Farmers record bumper harvest of sorghum
As famine continue to ravage several parts of the country, a group of farmers in Mbeere North, Embu County are counting their blessings after recording bumper harvest of sorghum.
The over 1, 000 farmers were enrolled in a Kenya Cereals Enhancement Programme by the area Agriculture department to move away from traditional farming of maize and beans.
The farmers from Muringari location say they were used to planting traditional crops but after reports that the December rains would be low, they opted to plant Gadam sorghum variety that thrives with low rainfall.
One of the farmers, Stanley Nyaga, has harvested 10 bags of sorghum and expects that after threshing, they would be converted to five 90kg bags.
He intercropped the sorghum with green grams that also thrive in low rainfall areas, but only harvested one 90kg bag.
His neighbour opted to plant maize and beans, but the crops failed and his only hope is relief food that the government has started distributing to the needy.
A bag of sorghum is retailing at Sh10, 000 in nearby markets and Nyaga is planning to sell so as to buy the much coveted maize and beans.
Douglas Muchiri was also enrolled in the pilot project and just like Nyaga, he harvested 20 bags of sorghum and he says he would sell some bags to take him through to the next rains.
“We are fortunate to have embraced the programme because at least we will harvest something. Other farmers in the region are in need of relief food but not us. We will also spare some and grind to flour to use in making porridge,” he said.
According to Embu County Agriculture Executive Patrisio Njiru, Gadam sorghum variety thrives well in low rainfall areas and takes only two months to mature and harvest unlike other varieties that go for around six months.
He says the market for the produce is ready since beer manufacturers have promised to buy the produce from the farmers.
“The variety is making a comeback during seasons of low rainfall since farmers are assured of harvests.
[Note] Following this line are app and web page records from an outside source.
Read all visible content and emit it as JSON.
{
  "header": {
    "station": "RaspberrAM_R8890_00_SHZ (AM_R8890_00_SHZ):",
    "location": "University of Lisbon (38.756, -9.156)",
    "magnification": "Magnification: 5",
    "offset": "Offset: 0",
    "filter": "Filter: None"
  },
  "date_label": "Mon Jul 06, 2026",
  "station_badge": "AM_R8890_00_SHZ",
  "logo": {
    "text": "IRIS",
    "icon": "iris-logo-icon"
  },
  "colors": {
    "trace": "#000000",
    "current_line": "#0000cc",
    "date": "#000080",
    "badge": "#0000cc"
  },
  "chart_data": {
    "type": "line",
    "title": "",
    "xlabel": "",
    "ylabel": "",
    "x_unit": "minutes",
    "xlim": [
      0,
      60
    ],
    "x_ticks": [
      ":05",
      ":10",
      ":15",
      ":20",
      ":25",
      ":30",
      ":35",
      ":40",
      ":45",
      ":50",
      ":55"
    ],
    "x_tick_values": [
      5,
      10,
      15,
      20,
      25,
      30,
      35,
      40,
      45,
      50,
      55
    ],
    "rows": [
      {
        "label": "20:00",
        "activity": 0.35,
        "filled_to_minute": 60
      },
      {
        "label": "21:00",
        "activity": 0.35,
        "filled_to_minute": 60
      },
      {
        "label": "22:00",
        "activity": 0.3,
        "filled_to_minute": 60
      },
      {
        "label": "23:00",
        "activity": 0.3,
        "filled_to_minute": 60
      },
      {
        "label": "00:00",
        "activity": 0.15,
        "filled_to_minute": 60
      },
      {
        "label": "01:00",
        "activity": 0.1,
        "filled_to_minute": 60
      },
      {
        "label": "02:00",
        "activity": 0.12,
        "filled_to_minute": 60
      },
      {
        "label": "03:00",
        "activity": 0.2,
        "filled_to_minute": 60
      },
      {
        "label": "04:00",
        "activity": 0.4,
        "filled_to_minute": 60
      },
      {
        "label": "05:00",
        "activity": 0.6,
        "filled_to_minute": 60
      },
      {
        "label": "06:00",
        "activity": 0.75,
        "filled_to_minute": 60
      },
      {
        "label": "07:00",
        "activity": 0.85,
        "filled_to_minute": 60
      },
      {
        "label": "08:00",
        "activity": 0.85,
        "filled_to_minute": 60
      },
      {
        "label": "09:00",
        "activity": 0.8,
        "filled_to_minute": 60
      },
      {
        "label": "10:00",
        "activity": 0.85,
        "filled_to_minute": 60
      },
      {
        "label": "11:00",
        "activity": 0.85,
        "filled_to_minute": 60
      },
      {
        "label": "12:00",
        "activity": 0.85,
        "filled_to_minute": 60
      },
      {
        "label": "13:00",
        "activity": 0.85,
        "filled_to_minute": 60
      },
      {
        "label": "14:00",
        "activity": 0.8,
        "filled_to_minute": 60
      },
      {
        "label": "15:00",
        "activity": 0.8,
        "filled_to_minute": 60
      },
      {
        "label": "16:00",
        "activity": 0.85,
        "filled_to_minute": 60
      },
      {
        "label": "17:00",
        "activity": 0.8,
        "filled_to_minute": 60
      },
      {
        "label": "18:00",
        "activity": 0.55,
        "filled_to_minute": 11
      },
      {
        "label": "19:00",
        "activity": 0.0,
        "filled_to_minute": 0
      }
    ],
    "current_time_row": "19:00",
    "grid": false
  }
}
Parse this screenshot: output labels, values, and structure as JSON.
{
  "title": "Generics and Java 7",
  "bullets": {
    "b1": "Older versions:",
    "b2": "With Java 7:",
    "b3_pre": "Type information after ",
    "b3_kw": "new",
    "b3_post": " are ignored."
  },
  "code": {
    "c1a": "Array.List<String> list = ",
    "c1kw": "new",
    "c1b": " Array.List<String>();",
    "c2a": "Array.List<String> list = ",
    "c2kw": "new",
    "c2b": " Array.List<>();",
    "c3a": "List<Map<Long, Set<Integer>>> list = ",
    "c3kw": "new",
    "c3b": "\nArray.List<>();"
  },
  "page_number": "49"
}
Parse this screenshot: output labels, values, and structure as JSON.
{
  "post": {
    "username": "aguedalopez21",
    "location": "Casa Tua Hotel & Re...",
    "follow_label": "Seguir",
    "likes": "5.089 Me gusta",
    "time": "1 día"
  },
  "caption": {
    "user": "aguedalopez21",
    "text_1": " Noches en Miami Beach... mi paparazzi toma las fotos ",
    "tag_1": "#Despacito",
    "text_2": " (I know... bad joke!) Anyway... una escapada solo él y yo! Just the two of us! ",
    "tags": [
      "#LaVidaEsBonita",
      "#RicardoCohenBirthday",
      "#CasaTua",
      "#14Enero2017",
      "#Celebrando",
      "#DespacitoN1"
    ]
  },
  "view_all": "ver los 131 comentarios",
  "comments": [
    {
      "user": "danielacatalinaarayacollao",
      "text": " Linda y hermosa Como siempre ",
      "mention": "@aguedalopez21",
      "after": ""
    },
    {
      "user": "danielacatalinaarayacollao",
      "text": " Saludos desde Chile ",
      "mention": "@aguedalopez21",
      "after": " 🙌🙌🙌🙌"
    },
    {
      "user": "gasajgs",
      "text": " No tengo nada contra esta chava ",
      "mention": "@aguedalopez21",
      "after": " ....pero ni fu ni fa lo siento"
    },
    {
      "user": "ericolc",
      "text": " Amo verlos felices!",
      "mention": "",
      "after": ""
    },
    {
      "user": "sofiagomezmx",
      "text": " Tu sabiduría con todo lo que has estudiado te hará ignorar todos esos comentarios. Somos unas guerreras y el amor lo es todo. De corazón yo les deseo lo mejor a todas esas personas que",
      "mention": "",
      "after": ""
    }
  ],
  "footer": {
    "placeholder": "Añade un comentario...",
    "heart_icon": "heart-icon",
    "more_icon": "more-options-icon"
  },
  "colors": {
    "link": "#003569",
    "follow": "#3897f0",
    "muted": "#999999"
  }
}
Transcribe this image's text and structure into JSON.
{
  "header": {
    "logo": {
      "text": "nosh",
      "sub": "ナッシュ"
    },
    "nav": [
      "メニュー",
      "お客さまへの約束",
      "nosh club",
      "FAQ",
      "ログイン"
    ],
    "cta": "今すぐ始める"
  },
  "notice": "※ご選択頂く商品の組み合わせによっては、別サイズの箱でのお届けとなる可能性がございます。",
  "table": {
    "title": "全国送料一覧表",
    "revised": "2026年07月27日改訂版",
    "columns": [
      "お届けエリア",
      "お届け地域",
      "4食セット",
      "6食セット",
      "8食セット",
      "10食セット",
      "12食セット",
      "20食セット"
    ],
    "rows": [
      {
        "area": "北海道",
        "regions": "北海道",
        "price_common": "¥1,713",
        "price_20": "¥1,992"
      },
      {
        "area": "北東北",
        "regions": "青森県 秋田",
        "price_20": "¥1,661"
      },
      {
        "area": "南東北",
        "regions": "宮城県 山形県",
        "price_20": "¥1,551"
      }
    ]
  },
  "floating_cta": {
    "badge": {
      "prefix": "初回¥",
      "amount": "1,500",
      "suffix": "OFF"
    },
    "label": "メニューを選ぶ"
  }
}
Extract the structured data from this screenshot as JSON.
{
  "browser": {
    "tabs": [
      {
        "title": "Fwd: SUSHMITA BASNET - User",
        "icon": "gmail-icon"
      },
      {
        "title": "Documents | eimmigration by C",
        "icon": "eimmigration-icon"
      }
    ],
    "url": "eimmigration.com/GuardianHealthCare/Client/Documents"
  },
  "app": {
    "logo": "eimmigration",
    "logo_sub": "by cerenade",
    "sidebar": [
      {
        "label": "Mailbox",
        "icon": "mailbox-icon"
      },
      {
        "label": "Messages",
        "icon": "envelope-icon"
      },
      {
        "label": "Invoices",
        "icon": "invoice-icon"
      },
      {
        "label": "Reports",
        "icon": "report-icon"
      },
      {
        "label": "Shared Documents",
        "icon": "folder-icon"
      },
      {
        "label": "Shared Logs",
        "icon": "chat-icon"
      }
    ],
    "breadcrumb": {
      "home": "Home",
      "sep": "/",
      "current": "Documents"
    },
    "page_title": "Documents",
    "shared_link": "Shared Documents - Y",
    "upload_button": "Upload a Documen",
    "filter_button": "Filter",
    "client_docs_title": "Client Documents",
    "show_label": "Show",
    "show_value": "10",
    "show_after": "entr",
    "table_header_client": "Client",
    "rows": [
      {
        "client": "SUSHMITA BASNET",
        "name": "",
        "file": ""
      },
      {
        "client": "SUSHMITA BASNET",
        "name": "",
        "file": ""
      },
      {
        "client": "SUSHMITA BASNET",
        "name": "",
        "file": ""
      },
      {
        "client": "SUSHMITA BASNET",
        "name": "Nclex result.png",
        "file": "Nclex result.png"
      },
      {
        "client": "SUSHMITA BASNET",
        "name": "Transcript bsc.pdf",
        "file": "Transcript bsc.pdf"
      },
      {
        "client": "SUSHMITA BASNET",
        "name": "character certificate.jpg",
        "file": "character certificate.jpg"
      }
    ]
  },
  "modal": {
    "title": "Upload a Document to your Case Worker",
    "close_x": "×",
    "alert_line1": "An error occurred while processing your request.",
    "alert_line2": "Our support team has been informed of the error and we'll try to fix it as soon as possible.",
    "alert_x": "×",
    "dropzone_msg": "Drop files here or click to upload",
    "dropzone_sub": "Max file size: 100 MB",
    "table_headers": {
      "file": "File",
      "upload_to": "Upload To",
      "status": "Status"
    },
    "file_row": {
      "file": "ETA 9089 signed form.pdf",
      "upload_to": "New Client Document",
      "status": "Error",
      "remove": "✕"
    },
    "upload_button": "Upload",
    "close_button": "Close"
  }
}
Also beer manufacturers are moving towards the use of sorghum instead of barley therefore proving a ready market for the produce,” he says.
He says they plan to extend the programme to include more farmers so as to enhance food security in the region.
Through the programme, farmers are given a loan to specifically buy certified seeds and chemicals provided they pay it after selling the produce.
By Muoki Charles